Backcountry spring ripe for the picking
As the fresh tracks on the slopes of Vail and Beaver Creek might indicate, for some people, the ski season isn’t over.Take Andy Linger, for instance. Linger, who works with Vail Mountain Rescue, has his own private snow cave built in the woods at Beaver Creek. When his May schedule permits, Linger will take his tarp up to his cave and camp out for a night or two, spending the days skinning up to the Bald Spot and other backcountry-access terrain for some well-earned turns.In addition to hiking up the closed terrain of the local ski areas, the plowed service roads on which make it impossible to have a clean run down without removing one’s skis, backcountry spots are at their prime, although spring skiers, riders and snowmobilers should beware of potential wet slides, and should be sure they travel with proper avalanche equipment. “There’s definitely still avalanche danger,” said Linger. “Generally, you’ve got to know where you’re going. If you go to the wrong place, you could get into trouble. The snow we had (last weekend) wasn’t the best bonding. When we get a heavy snow like that, it’s still going to be unstable.”Linger typically hits Uneva Bowl this time of year, which is one of the local hot spots for spring backcountry. He has also been known to ski on Castle Peak, Green Mountain and just about anywhere else he can find snow throughout the non-winter months.Even when he goes to Beaver Creek for some in-bounds turns, Linger tests the snowpack. The walls of snow pushed off of the service roads at Vail and Beaver Creek make this convenient.

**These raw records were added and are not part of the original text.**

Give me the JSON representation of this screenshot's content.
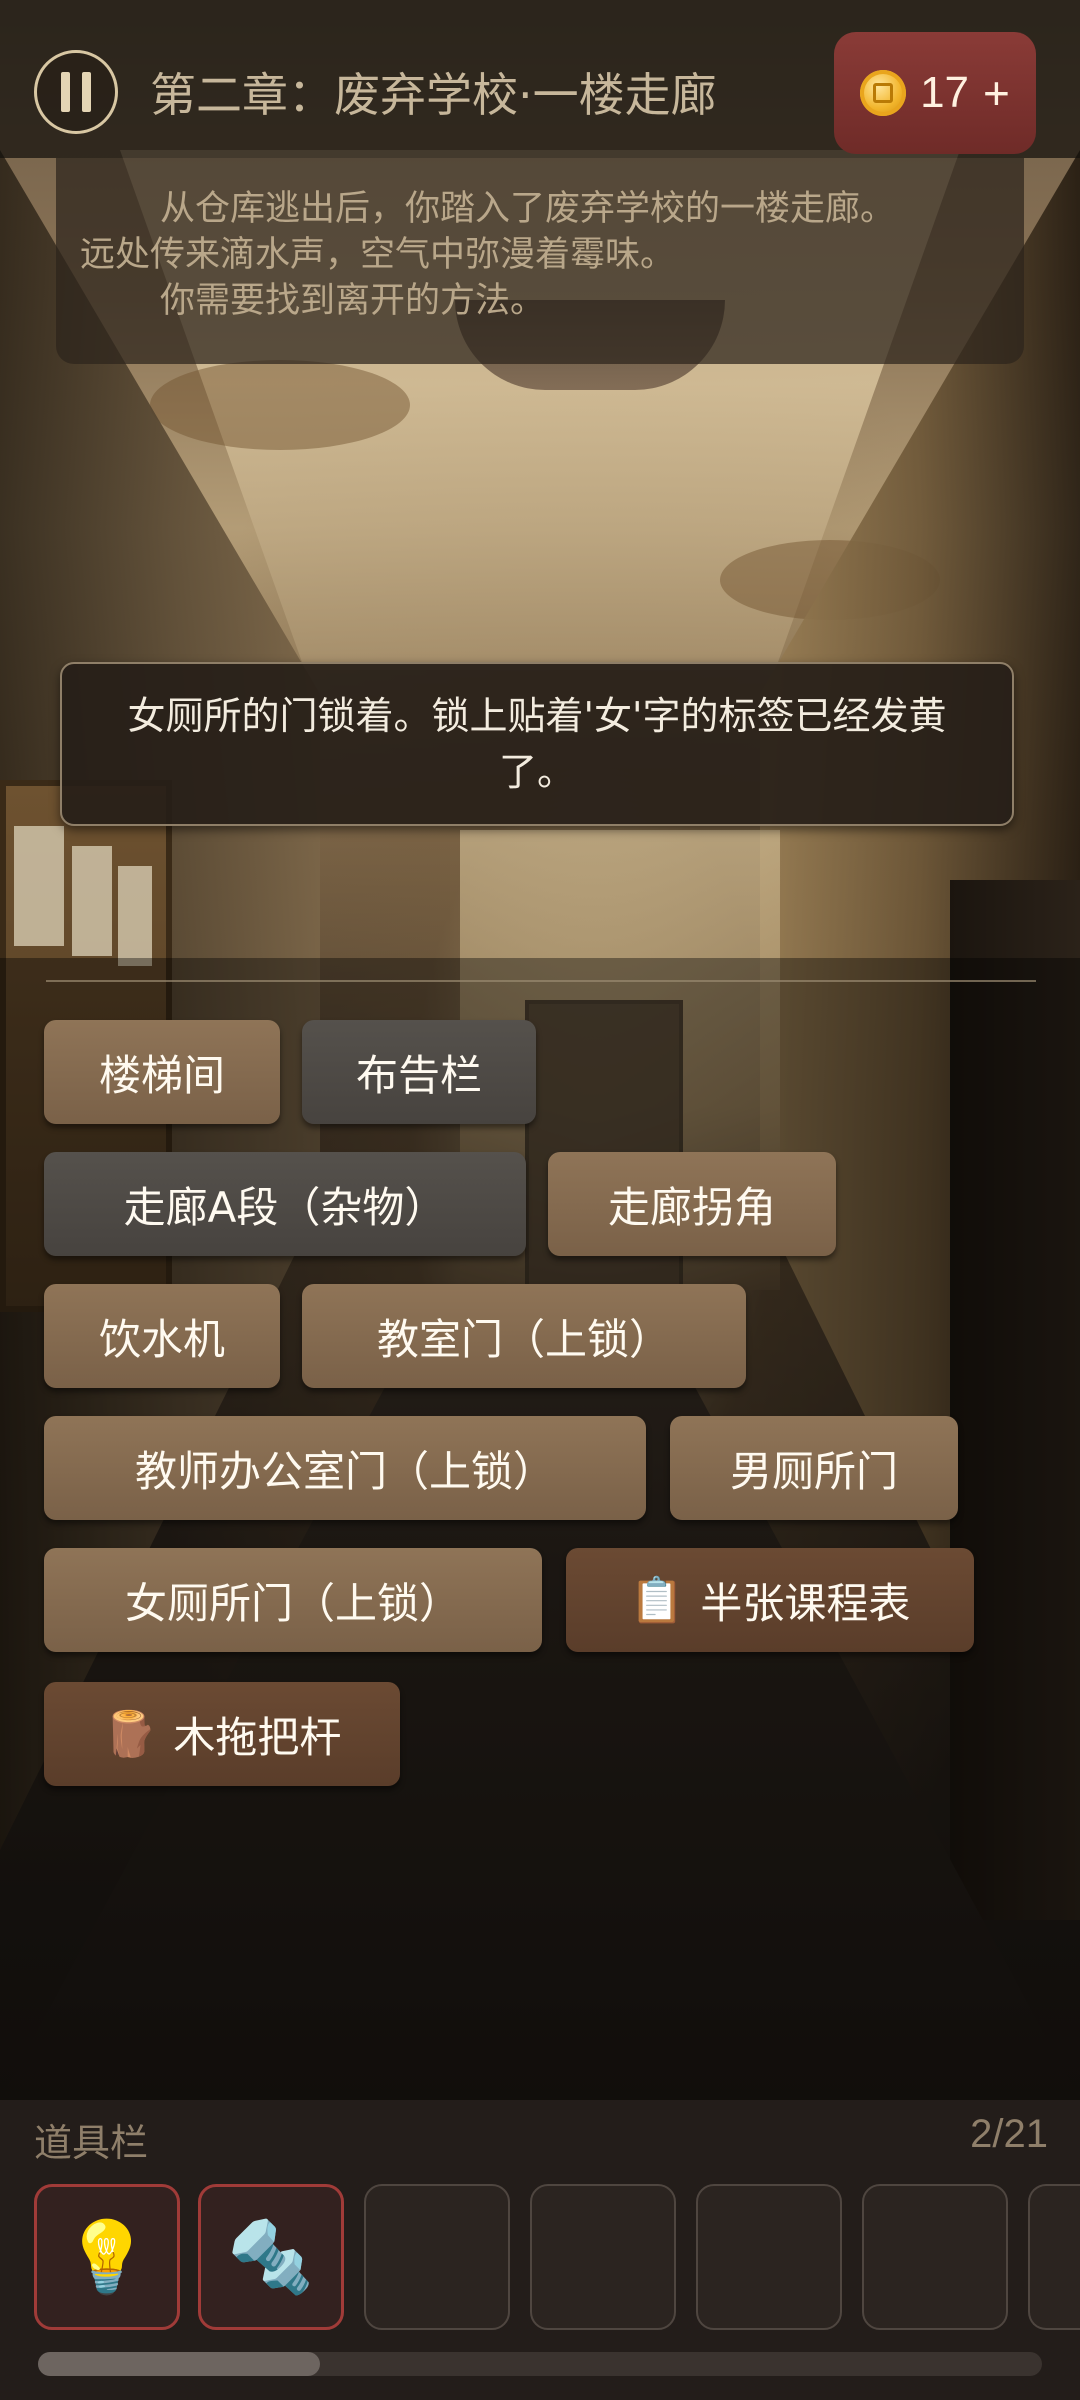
{
  "header": {
    "chapter_title": "第二章：废弃学校·一楼走廊",
    "coins": "17",
    "coin_plus": "+",
    "pause_icon": "pause-icon",
    "coin_icon": "coin-icon"
  },
  "narrative": {
    "line1": "从仓库逃出后，你踏入了废弃学校的一楼走廊。",
    "line2": "远处传来滴水声，空气中弥漫着霉味。",
    "line3": "你需要找到离开的方法。"
  },
  "message": {
    "text": "女厕所的门锁着。锁上贴着'女'字的标签已经发黄了。"
  },
  "actions": [
    {
      "label": "楼梯间",
      "style": "brown"
    },
    {
      "label": "布告栏",
      "style": "gray"
    },
    {
      "label": "走廊A段（杂物）",
      "style": "gray"
    },
    {
      "label": "走廊拐角",
      "style": "brown"
    },
    {
      "label": "饮水机",
      "style": "brown"
    },
    {
      "label": "教室门（上锁）",
      "style": "brown"
    },
    {
      "label": "教师办公室门（上锁）",
      "style": "brown"
    },
    {
      "label": "男厕所门",
      "style": "brown"
    },
    {
      "label": "女厕所门（上锁）",
      "style": "brown"
    },
    {
      "label": "半张课程表",
      "style": "dark",
      "icon": "📋",
      "icon_name": "clipboard-icon"
    },
    {
      "label": "木拖把杆",
      "style": "dark",
      "icon": "🪵",
      "icon_name": "wood-stick-icon"
    }
  ],
  "inventory": {
    "title": "道具栏",
    "count": "2/21",
    "slots": [
      {
        "icon": "💡",
        "icon_name": "lightbulb-icon",
        "filled": true
      },
      {
        "icon": "🔩",
        "icon_name": "bolt-icon",
        "filled": true
      },
      {
        "icon": "",
        "filled": false
      },
      {
        "icon": "",
        "filled": false
      },
      {
        "icon": "",
        "filled": false
      },
      {
        "icon": "",
        "filled": false
      }
    ]
  }
}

“You can see the layers right there,” he said. “I was concerned about the top 2-and-a half-feet. The depth hoar (loose, powdery snow crystals) is really deep in the snowpack right now. I did Peregrine, but anything steeper would have been shaky.”Watch out if it’s wetSnowpack specialists say that during spring when the snowpack is wet and heavy, if you are preparing to tackle terrain with an angle of 30 degrees or more and are sinking higher than your ankles, you should probably turn back.”It’s always good to be conservative if you are out there,” said Joe Forish, who also works with Mountain Rescue and does a bit of spring backcountry skiing.”Definitely bring your shovel, probe pole and make sure everyone in the group knows how to use their avalanche beacons.”
Forish pointed out that wind, wind loading, temperate and time all are factors that cause avalanches. Because the spring snowpack is so wet, the physiology of snow becoming unstable enough to slide can be caused by the melting that occurs throughout the day.”It’s better to have a snowpack closer to 32 degrees. That’s what the ground temperature is,” Forish said. “If the snow’s getting warmer and warmer, it’s becoming slushier and the water changes the crystals enough so now it’s lubricated enough to slide.”As far as avalanche dangers go, experts say that the spring snowpack from May onwards is much more predictable than mid-winter conditions, and that backcountry travelers should follow a few simple rules.Respecting the weather”You have to get an early start and get on the snow before it’s too soft,” said Mike Duffy, who teaches avalanche snow safety certification courses at Colorado Mountain College. “You also want to make sure the snow freezes overnight. If there’s cold temperatures like we’ve had recently, we can still get mid-winter conditions in the springtime. It’s a freeze-thaw cycle, and it has to stay warm for a while to get real spring snowpack conditions. You don’t want to get on it when it’s super slick, you want it to soften up enough to get a good edge, when it’s not turning to mush.”
Uneva Bowl, Vail Pass and areas around Red Cliff are the most popular for easy-access spring backcountry.In addition to heeding avalanche dangers and taking the proper equipment, backcountry users should also make sure they pack proper attire for unpredictable spring weather. When it’s 60 degrees and sunny, one might be tempted to hike or skin up the mountain in a T-shirt, but extra layers are often needed, as well as dry footwear.”The biggest danger I think is people who go out unprepared,” said George Feinman of Mountain Rescue, who answered a call a few days ago from a man who was attempting to hike Booth Falls in East Vail in tennis shoes and claimed he couldnt’ get back down once he reached the snow and his feet were wet and frozen.”People get caught by the weather,” Feinman said. “They start out on a trail that has no snow and then get trapped out without any gear at all. It starts out a beautiful day, but then it gets cloudy and it turns to snow. It’s a very common occurrence this time of year. We always have several rescues. People are in shorts and a T-shirt, they’re out there with their tennis shoes on and they just keep going when there’s snow.”Sports Writer Shauna Farnell can be reached at 949-0555, ext. 610, or firstname.lastname@example.org.Vail, Colorado
Support Local Journalism
Start a dialogue, stay on topic and be civil.
If you don't follow the rules, your comment may be deleted.
User Legend: Moderator Trusted User